* **Work order**
The entries below must be restated word for word.

* **Input data**

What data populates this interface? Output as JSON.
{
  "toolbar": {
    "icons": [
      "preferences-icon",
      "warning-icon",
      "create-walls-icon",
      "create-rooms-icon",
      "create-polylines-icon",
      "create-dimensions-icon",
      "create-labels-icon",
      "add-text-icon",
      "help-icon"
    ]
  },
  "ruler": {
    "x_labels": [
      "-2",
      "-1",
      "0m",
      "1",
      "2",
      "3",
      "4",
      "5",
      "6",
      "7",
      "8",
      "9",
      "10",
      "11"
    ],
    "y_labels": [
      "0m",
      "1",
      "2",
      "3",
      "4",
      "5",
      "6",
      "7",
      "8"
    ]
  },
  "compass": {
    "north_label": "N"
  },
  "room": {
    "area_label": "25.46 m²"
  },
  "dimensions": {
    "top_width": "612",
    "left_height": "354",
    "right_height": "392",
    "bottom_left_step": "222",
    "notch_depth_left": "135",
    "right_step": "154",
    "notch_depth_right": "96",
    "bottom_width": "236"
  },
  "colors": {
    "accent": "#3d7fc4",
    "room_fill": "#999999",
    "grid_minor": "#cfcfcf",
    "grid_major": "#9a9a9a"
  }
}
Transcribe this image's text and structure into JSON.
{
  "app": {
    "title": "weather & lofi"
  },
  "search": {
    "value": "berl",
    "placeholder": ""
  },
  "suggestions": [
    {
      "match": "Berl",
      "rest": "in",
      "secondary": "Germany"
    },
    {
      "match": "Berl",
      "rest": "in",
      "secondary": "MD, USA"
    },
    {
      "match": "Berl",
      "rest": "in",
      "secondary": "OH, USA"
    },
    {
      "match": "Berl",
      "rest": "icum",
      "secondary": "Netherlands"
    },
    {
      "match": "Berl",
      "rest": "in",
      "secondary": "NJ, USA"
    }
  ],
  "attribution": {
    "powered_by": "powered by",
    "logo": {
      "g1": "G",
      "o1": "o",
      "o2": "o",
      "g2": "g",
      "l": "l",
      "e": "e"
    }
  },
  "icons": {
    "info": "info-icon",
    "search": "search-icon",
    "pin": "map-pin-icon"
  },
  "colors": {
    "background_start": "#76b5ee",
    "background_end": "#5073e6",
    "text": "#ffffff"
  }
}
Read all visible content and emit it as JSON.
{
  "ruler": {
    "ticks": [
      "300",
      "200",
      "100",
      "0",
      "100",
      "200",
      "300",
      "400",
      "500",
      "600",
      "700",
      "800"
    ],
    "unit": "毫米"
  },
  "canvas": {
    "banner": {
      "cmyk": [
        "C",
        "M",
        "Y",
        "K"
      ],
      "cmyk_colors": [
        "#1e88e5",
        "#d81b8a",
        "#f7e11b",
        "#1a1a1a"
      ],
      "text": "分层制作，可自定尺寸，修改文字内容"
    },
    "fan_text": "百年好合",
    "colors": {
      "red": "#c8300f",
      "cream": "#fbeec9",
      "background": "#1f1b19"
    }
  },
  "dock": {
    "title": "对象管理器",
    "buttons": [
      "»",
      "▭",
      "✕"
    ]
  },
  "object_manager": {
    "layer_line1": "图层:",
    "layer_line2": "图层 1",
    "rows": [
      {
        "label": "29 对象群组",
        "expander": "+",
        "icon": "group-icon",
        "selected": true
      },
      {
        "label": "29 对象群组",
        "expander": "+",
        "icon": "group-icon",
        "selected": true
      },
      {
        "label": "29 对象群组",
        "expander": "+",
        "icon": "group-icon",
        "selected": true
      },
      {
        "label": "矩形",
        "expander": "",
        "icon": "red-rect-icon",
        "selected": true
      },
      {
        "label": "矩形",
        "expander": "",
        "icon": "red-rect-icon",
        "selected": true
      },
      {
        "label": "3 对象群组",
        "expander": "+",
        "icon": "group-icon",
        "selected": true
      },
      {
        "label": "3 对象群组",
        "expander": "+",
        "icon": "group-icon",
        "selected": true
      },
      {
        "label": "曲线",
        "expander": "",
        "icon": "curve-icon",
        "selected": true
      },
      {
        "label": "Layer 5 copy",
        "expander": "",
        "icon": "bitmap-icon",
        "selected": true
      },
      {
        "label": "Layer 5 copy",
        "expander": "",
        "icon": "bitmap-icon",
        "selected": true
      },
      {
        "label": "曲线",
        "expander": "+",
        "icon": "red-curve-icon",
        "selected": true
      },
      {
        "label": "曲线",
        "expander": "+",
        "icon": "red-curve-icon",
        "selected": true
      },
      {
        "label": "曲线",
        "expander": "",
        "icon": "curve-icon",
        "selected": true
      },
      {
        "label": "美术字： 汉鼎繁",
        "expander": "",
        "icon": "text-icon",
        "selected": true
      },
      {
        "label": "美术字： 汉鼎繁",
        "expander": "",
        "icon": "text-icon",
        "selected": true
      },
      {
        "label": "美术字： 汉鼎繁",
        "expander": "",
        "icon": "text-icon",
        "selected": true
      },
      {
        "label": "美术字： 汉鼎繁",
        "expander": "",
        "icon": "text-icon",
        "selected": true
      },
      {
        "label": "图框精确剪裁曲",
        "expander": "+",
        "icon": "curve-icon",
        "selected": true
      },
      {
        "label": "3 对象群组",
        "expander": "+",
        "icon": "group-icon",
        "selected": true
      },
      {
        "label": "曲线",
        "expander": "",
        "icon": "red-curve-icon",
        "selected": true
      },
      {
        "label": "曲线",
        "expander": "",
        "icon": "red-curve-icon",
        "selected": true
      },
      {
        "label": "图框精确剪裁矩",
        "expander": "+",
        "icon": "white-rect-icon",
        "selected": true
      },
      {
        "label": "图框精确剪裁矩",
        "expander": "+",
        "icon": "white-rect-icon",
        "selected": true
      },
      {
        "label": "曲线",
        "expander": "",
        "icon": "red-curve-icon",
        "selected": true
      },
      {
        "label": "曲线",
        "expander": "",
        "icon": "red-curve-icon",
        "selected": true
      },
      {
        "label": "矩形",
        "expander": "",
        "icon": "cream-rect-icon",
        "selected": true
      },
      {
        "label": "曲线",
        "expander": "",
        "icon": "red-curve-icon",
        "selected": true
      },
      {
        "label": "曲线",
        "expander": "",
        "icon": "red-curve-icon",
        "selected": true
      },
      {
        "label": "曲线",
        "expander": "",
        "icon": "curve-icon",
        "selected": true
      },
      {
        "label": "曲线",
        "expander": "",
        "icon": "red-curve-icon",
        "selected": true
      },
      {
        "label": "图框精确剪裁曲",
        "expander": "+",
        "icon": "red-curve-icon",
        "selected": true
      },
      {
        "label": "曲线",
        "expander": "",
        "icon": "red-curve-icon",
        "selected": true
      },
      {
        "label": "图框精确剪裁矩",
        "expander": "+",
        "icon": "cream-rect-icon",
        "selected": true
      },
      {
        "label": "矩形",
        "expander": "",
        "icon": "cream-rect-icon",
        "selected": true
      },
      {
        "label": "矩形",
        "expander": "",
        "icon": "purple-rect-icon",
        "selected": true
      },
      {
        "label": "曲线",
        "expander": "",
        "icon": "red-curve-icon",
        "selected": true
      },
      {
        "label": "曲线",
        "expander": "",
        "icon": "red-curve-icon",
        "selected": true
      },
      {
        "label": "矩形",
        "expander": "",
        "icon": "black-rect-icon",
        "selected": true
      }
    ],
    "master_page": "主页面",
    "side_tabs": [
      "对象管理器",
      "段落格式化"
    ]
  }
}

* **Result below**
What data populates this interface? Output as JSON.
{
  "toolbar": {
    "icons": [
      "preferences-icon",
      "warning-icon",
      "create-walls-icon",
      "create-rooms-icon",
      "create-polylines-icon",
      "create-dimensions-icon",
      "create-labels-icon",
      "add-text-icon",
      "help-icon"
    ]
  },
  "ruler": {
    "x_labels": [
      "-2",
      "-1",
      "0m",
      "1",
      "2",
      "3",
      "4",
      "5",
      "6",
      "7",
      "8",
      "9",
      "10",
      "11"
    ],
    "y_labels": [
      "0m",
      "1",
      "2",
      "3",
      "4",
      "5",
      "6",
      "7",
      "8"
    ]
  },
  "compass": {
    "north_label": "N"
  },
  "room": {
    "area_label": "25.46 m²"
  },
  "dimensions": {
    "top_width": "612",
    "left_height": "354",
    "right_height": "392",
    "bottom_left_step": "222",
    "notch_depth_left": "135",
    "right_step": "154",
    "notch_depth_right": "96",
    "bottom_width": "236"
  },
  "colors": {
    "accent": "#3d7fc4",
    "room_fill": "#999999",
    "grid_minor": "#cfcfcf",
    "grid_major": "#9a9a9a"
  }
}
Transcribe this image's text and structure into JSON.
{
  "app": {
    "title": "weather & lofi"
  },
  "search": {
    "value": "berl",
    "placeholder": ""
  },
  "suggestions": [
    {
      "match": "Berl",
      "rest": "in",
      "secondary": "Germany"
    },
    {
      "match": "Berl",
      "rest": "in",
      "secondary": "MD, USA"
    },
    {
      "match": "Berl",
      "rest": "in",
      "secondary": "OH, USA"
    },
    {
      "match": "Berl",
      "rest": "icum",
      "secondary": "Netherlands"
    },
    {
      "match": "Berl",
      "rest": "in",
      "secondary": "NJ, USA"
    }
  ],
  "attribution": {
    "powered_by": "powered by",
    "logo": {
      "g1": "G",
      "o1": "o",
      "o2": "o",
      "g2": "g",
      "l": "l",
      "e": "e"
    }
  },
  "icons": {
    "info": "info-icon",
    "search": "search-icon",
    "pin": "map-pin-icon"
  },
  "colors": {
    "background_start": "#76b5ee",
    "background_end": "#5073e6",
    "text": "#ffffff"
  }
}
Read all visible content and emit it as JSON.
{
  "ruler": {
    "ticks": [
      "300",
      "200",
      "100",
      "0",
      "100",
      "200",
      "300",
      "400",
      "500",
      "600",
      "700",
      "800"
    ],
    "unit": "毫米"
  },
  "canvas": {
    "banner": {
      "cmyk": [
        "C",
        "M",
        "Y",
        "K"
      ],
      "cmyk_colors": [
        "#1e88e5",
        "#d81b8a",
        "#f7e11b",
        "#1a1a1a"
      ],
      "text": "分层制作，可自定尺寸，修改文字内容"
    },
    "fan_text": "百年好合",
    "colors": {
      "red": "#c8300f",
      "cream": "#fbeec9",
      "background": "#1f1b19"
    }
  },
  "dock": {
    "title": "对象管理器",
    "buttons": [
      "»",
      "▭",
      "✕"
    ]
  },
  "object_manager": {
    "layer_line1": "图层:",
    "layer_line2": "图层 1",
    "rows": [
      {
        "label": "29 对象群组",
        "expander": "+",
        "icon": "group-icon",
        "selected": true
      },
      {
        "label": "29 对象群组",
        "expander": "+",
        "icon": "group-icon",
        "selected": true
      },
      {
        "label": "29 对象群组",
        "expander": "+",
        "icon": "group-icon",
        "selected": true
      },
      {
        "label": "矩形",
        "expander": "",
        "icon": "red-rect-icon",
        "selected": true
      },
      {
        "label": "矩形",
        "expander": "",
        "icon": "red-rect-icon",
        "selected": true
      },
      {
        "label": "3 对象群组",
        "expander": "+",
        "icon": "group-icon",
        "selected": true
      },
      {
        "label": "3 对象群组",
        "expander": "+",
        "icon": "group-icon",
        "selected": true
      },
      {
        "label": "曲线",
        "expander": "",
        "icon": "curve-icon",
        "selected": true
      },
      {
        "label": "Layer 5 copy",
        "expander": "",
        "icon": "bitmap-icon",
        "selected": true
      },
      {
        "label": "Layer 5 copy",
        "expander": "",
        "icon": "bitmap-icon",
        "selected": true
      },
      {
        "label": "曲线",
        "expander": "+",
        "icon": "red-curve-icon",
        "selected": true
      },
      {
        "label": "曲线",
        "expander": "+",
        "icon": "red-curve-icon",
        "selected": true
      },
      {
        "label": "曲线",
        "expander": "",
        "icon": "curve-icon",
        "selected": true
      },
      {
        "label": "美术字： 汉鼎繁",
        "expander": "",
        "icon": "text-icon",
        "selected": true
      },
      {
        "label": "美术字： 汉鼎繁",
        "expander": "",
        "icon": "text-icon",
        "selected": true
      },
      {
        "label": "美术字： 汉鼎繁",
        "expander": "",
        "icon": "text-icon",
        "selected": true
      },
      {
        "label": "美术字： 汉鼎繁",
        "expander": "",
        "icon": "text-icon",
        "selected": true
      },
      {
        "label": "图框精确剪裁曲",
        "expander": "+",
        "icon": "curve-icon",
        "selected": true
      },
      {
        "label": "3 对象群组",
        "expander": "+",
        "icon": "group-icon",
        "selected": true
      },
      {
        "label": "曲线",
        "expander": "",
        "icon": "red-curve-icon",
        "selected": true
      },
      {
        "label": "曲线",
        "expander": "",
        "icon": "red-curve-icon",
        "selected": true
      },
      {
        "label": "图框精确剪裁矩",
        "expander": "+",
        "icon": "white-rect-icon",
        "selected": true
      },
      {
        "label": "图框精确剪裁矩",
        "expander": "+",
        "icon": "white-rect-icon",
        "selected": true
      },
      {
        "label": "曲线",
        "expander": "",
        "icon": "red-curve-icon",
        "selected": true
      },
      {
        "label": "曲线",
        "expander": "",
        "icon": "red-curve-icon",
        "selected": true
      },
      {
        "label": "矩形",
        "expander": "",
        "icon": "cream-rect-icon",
        "selected": true
      },
      {
        "label": "曲线",
        "expander": "",
        "icon": "red-curve-icon",
        "selected": true
      },
      {
        "label": "曲线",
        "expander": "",
        "icon": "red-curve-icon",
        "selected": true
      },
      {
        "label": "曲线",
        "expander": "",
        "icon": "curve-icon",
        "selected": true
      },
      {
        "label": "曲线",
        "expander": "",
        "icon": "red-curve-icon",
        "selected": true
      },
      {
        "label": "图框精确剪裁曲",
        "expander": "+",
        "icon": "red-curve-icon",
        "selected": true
      },
      {
        "label": "曲线",
        "expander": "",
        "icon": "red-curve-icon",
        "selected": true
      },
      {
        "label": "图框精确剪裁矩",
        "expander": "+",
        "icon": "cream-rect-icon",
        "selected": true
      },
      {
        "label": "矩形",
        "expander": "",
        "icon": "cream-rect-icon",
        "selected": true
      },
      {
        "label": "矩形",
        "expander": "",
        "icon": "purple-rect-icon",
        "selected": true
      },
      {
        "label": "曲线",
        "expander": "",
        "icon": "red-curve-icon",
        "selected": true
      },
      {
        "label": "曲线",
        "expander": "",
        "icon": "red-curve-icon",
        "selected": true
      },
      {
        "label": "矩形",
        "expander": "",
        "icon": "black-rect-icon",
        "selected": true
      }
    ],
    "master_page": "主页面",
    "side_tabs": [
      "对象管理器",
      "段落格式化"
    ]
  }
}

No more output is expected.